Voynich Manuscript is dubbed as one of the most mysterious books, for the reason al 240 pages of the book are incredibly varied in subjects and contains weird images. Ranging from pictures of dozens of naked women, along with some men, in interconnected water bodies; various plants, of which many are completely unknown and astronomical diagrams, only a few of which match the views of the sky from Earth. Among the other eerie stuff that is contained in the book, the text is inscribed in a script and several unsuccessful attempts have been made to decipher its contents.

The Manuscript is thought to have transcribed in the early 15th century, according to the results of carbon-dating of the vellum (animal skin mainly prepared as a material to write on) it was written on and is titled after a Polish book dealer, Wilfrid Voynich, who purchased it in early 1912. Since its discovery over a century ago, cryptographers have been losing their heads to decipher its contents. Two researchers from the University of Alberta, Canada, made the latest attempts to translate its contents using artificial intelligence at their disposal.

Greg Kondrak, Professor of Computing Science at the university, and Bradley Hauer, a graduate student under him, ran an initial set of algorithms and concluded the script was likely a cypher whose base writing was in Hebrew. The language conclusions were made after comparing samples of 380 different languages in use today, from the Universal Declaration of Human Rights. Kondrak initially thought that the language was some pattern of Arabic, but was astonished when the AI program concluded it to be a Hebrew derivative.
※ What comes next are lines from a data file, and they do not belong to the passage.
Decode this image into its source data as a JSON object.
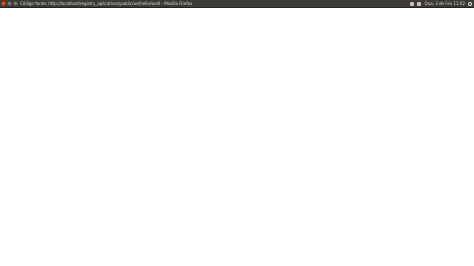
{
  "window": {
    "title": "Código-fonte: http://localhost/registry_aplicativos/public/ws/hello/wsdl - Mozilla Firefox"
  },
  "panel": {
    "clock": "Qua, 3 de Fev 11:02"
  },
  "source_lines": []
}
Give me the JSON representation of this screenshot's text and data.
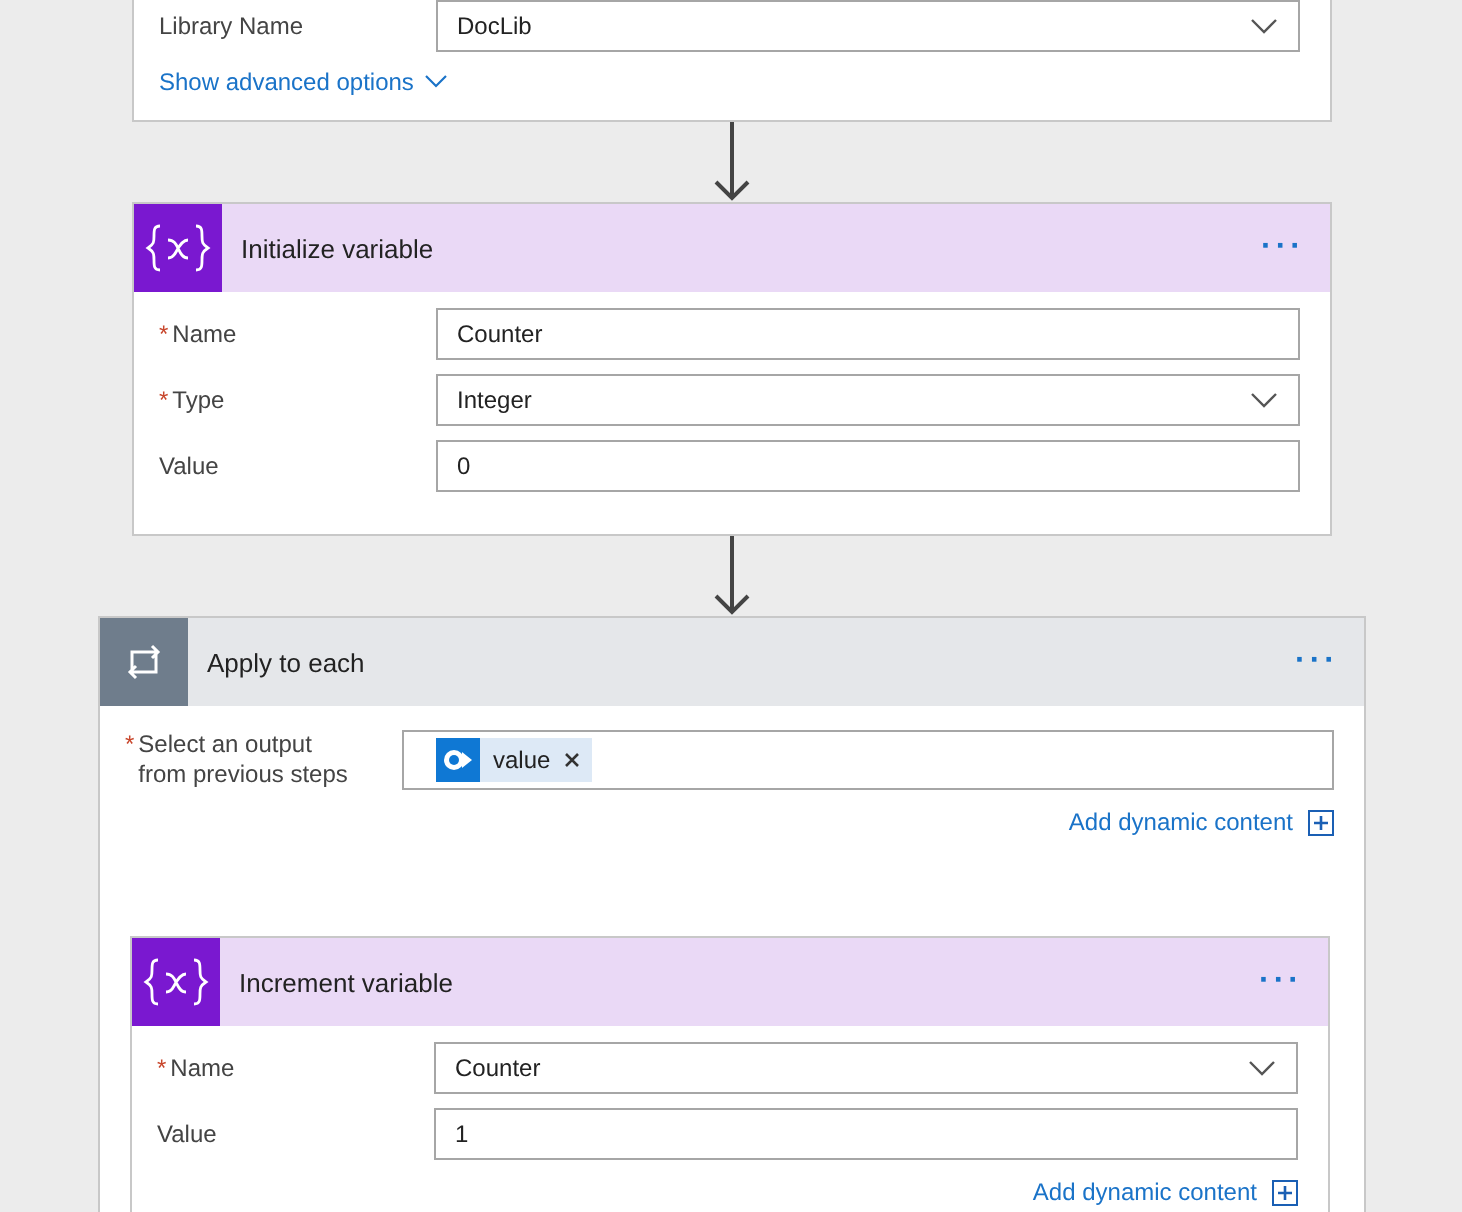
{
  "top_card": {
    "fields": [
      {
        "label": "Library Name",
        "value": "DocLib",
        "kind": "dropdown"
      }
    ],
    "link": "Show advanced options"
  },
  "init_step": {
    "kind": "variable",
    "title": "Initialize variable",
    "menu": "···",
    "fields": [
      {
        "mark": "*",
        "label": "Name",
        "value": "Counter",
        "kind": "text"
      },
      {
        "mark": "*",
        "label": "Type",
        "value": "Integer",
        "kind": "dropdown"
      },
      {
        "label": "Value",
        "value": "0",
        "kind": "text"
      }
    ]
  },
  "loop_step": {
    "kind": "loop",
    "title": "Apply to each",
    "menu": "···",
    "fields": [
      {
        "mark": "*",
        "label": "Select an output from previous steps",
        "value": "value",
        "kind": "token"
      }
    ],
    "link": "Add dynamic content",
    "inner_step": {
      "kind": "variable",
      "title": "Increment variable",
      "menu": "···",
      "fields": [
        {
          "mark": "*",
          "label": "Name",
          "value": "Counter",
          "kind": "dropdown"
        },
        {
          "label": "Value",
          "value": "1",
          "kind": "text"
        }
      ],
      "link": "Add dynamic content"
    }
  }
}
The study of Kondrak and Hauer, published in Transactions of the Association of Computational Linguistics, states that an AI algorithm trained to recognise hundreds of languages determined the Voynich Manuscript to be encoded Hebrew. Still, the experts are in denial, and cryptographer Elonka Dunin tells Mental Floss that “I have very little faith in it. Hebrew and dozens of other languages have been identified before. Everyone sees what they want to see.”

The researchers from the University of Alberta aren’t the first ones to claim the identity of the language of the Voynich Manuscript, and they won’t be the last either. Until the full text is decoded into a meaningful expression, the manuscript remains as mysterious today as it did 100 years ago. If we are to agree with cryptographers like Dunin who think the Manuscript might be a constructed language, a complete hoax, or even a product of mental illness, it’s a mystery without a gratifying explanation.